Canadian app developers must take care to avoid sanction from regulators both in Canada and in other countries – particularly in the U.S. – when launching apps.
California’s Attorney General recently began notifying dozens of app developers that they run afoul of the California Online Privacy Protection Act by failing to post their privacy policies. Developers were given 30 days to comply or face fines of up to $2,500 for each download of a non-compliant app. In Canada, federal and provincial privacy laws also mandate the disclosure of privacy policies and the use of a privacy officer, though the legislation is broadly applicable to the private sector and is not targetted specifically at mobile app developers.
Today the Washington Post ran a story about the FTC’s crack down on apps that make “flimsy” claims about the health effects of certain apps which claim to cure various ills through cellphone sound, light from the screen, or phone vibrations.

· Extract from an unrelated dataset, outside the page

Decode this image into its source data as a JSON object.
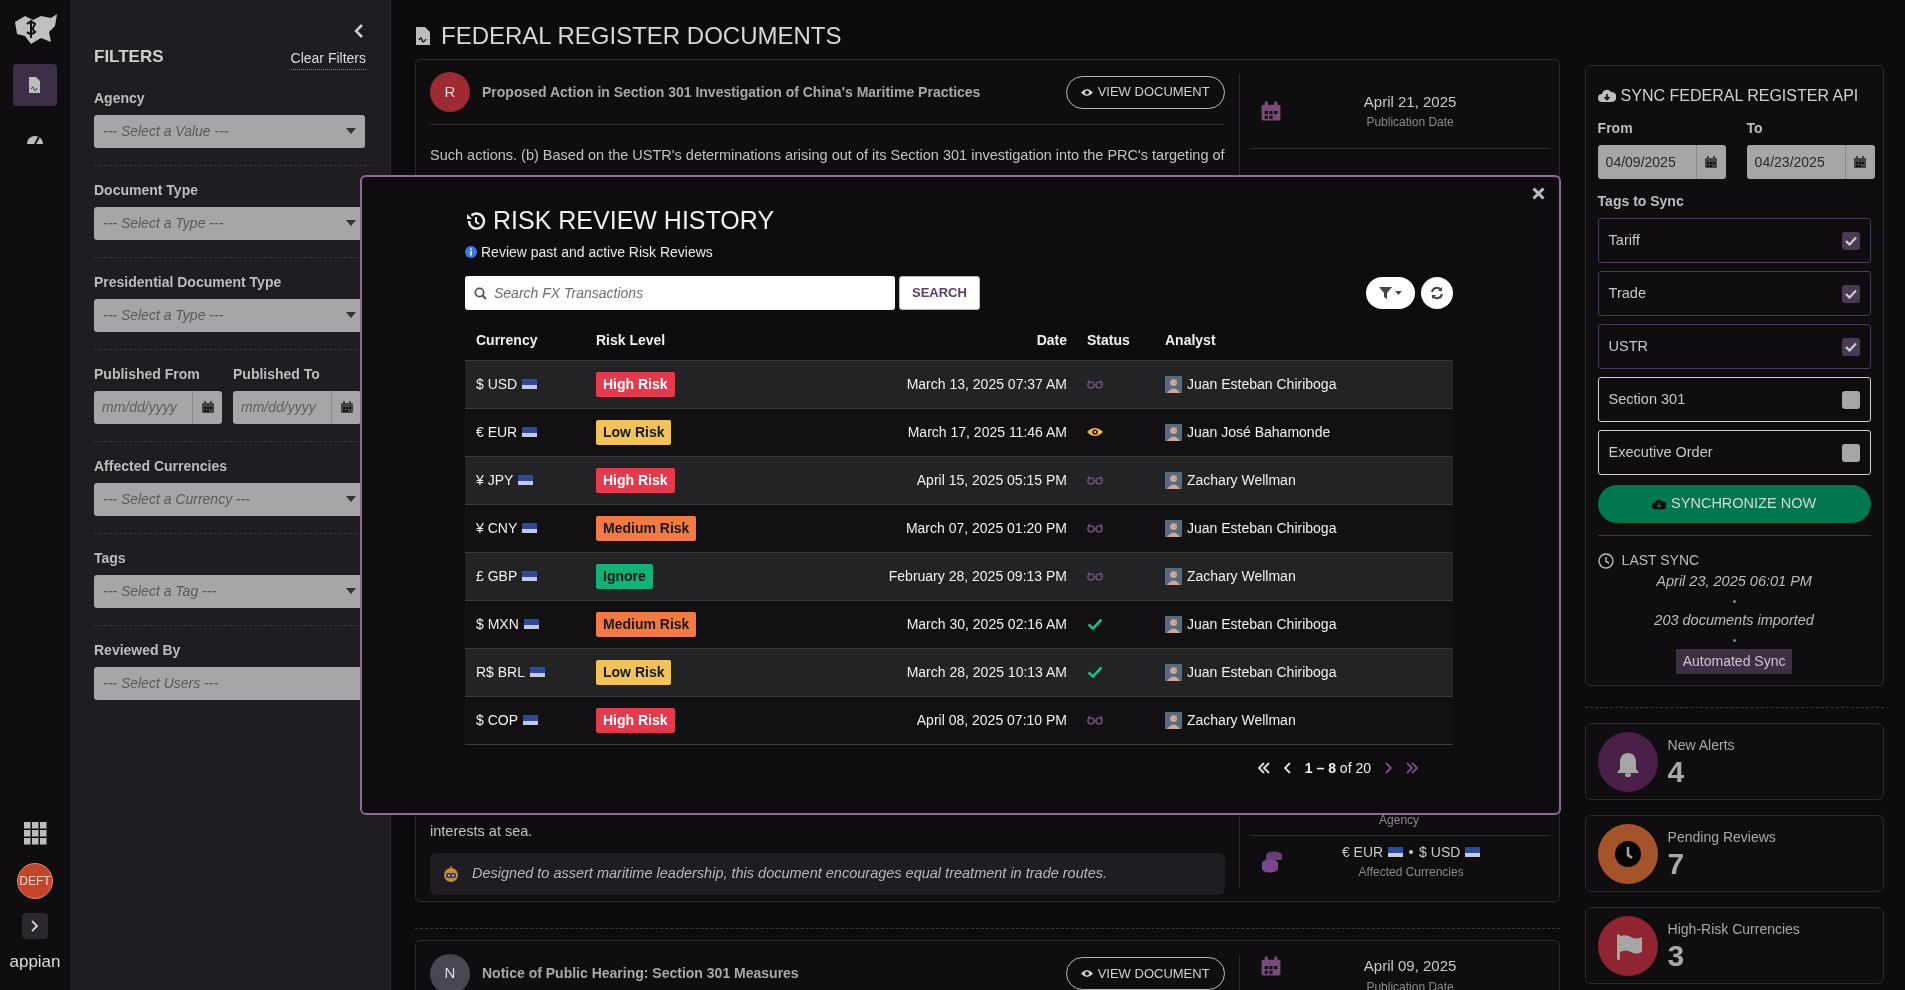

Some app developers have been hit with fines (see related article below). The FDA is reportedly preparing draft regulations to regulate health claims made in mobile apps.
In Canada, another app developer faced the ire of the CRTC (the Canadian Radio-television and Telecommunications Commission, Canada’s telecommunications regulator). The CRTC’s objection to the TrapCall mobile app was apparently based on privacy concerns and the protection of subscriber data, though it is likely prompted by pressure from telecos. TrapCall circumvents the paid call-blocking products offered by telcos, and disrupts a revenue stream – after all, who will pay for call-blocking if ubiquitous mobile apps can unblock calls? But it reflects a wider issue regarding technological innovation in the mobile app space that is colliding with established industry practices and (at times) an outdated regulatory environment.
Lessons for app developers?
- We’ve said it before: Get advice on privacy before you launch your app.
- Ensure that your claims do not offend regulatory requirements in the countries where your customers reside – whether the requirements are health related, safety regulations, or other advertising /marketing regulations.
Related Reading: When an iPhone App Makes False Claims
Update: Dec. 3: This is another example of regulatory problems, this time for Uber, a popular, well-financed taxi-summoning app.
Calgary – 07:00 MSTNo comments